The European Council and the European Parliament have officially reached a provisional political agreement on the regulation to strengthen Europe's semiconductor ecosystem, better known as the Chips Act.
The deal is expected to create the conditions for the development of an industrial base that can double the EU’s global market share in semiconductors from 10% to at least 20% by 2030. However, that number has been contested.
"This agreement is of utmost importance for the green and digital transition while securing the EU’s resilience in turbulent times. The new rules represent a real revolution for Europe in the key sector of semiconductors. A swift implementation of today’s agreement will transform; our dependency into market leadership; our vulnerability into sovereignty; our expenditure into investment. The Chips act puts Europe in the first line of cutting-edge technologies which are essential for our green and digital transitions," says Ebba Busch, Swedish Minister for Energy, Business and Industry and Deputy Prime Minister in a press release.

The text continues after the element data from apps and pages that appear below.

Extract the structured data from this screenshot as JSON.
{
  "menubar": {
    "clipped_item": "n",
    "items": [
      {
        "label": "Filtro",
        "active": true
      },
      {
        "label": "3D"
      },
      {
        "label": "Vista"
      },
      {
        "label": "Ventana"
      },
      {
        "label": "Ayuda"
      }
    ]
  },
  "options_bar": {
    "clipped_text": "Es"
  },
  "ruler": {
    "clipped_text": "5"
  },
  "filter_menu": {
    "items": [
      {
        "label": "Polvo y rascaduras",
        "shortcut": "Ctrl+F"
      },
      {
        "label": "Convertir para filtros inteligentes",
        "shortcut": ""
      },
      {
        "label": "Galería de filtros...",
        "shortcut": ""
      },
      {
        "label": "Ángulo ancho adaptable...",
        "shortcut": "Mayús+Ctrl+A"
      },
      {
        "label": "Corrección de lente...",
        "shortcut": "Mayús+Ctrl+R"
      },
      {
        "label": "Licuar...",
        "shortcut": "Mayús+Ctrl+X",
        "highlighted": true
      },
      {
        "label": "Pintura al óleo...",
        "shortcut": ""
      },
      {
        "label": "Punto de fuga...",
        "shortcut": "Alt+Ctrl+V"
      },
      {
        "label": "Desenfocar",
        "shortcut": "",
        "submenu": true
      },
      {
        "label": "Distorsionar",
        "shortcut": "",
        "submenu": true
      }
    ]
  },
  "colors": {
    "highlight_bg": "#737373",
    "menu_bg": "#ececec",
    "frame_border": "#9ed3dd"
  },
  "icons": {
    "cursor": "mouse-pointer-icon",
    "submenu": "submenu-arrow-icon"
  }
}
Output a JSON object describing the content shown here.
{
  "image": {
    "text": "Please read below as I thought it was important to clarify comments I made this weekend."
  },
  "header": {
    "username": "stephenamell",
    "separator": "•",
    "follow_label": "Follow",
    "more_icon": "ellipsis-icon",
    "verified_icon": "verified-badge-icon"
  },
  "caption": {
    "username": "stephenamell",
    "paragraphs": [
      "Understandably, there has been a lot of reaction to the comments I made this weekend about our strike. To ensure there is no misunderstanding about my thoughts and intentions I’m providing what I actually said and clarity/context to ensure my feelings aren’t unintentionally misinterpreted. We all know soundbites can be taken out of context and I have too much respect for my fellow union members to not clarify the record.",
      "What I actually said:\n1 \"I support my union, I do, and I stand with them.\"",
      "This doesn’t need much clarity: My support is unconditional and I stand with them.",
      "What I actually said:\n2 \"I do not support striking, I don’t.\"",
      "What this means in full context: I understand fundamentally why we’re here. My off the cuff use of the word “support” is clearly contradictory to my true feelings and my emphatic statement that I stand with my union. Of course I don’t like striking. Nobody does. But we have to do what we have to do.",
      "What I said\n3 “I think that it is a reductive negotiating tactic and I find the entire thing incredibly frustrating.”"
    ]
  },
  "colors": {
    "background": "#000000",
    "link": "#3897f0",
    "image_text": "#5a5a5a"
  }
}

The Commission proposed three main lines of action, or pillars, to achieve the Chips’ Act objectives. The first pillar is the “Chips for Europe Initiative”, to support large-scale technological capacity building. The second is a framework to ensure security of supply and resilience by attracting investment. The third is to set up a Monitoring and Crisis Response system to anticipate supply shortages and provide responses in case of crisis.
The Chips for Europe Initiative is expected to mobilise EUR 43 billion in public and private investments, with EUR 3,3 billion coming from the EU budget. These actions will be primarily implemented through a "Chips Joint Undertaking", a public-private partnership involving the Union, the member states and the private sector.
The EU Chips Act has previously received criticism for its focus on so-called "First-of-a-kind" facilities. The final compromise has now widened the scope of ‘First-of-a-kind’ facilities to include those producing equipment used in semiconductor manufacturing.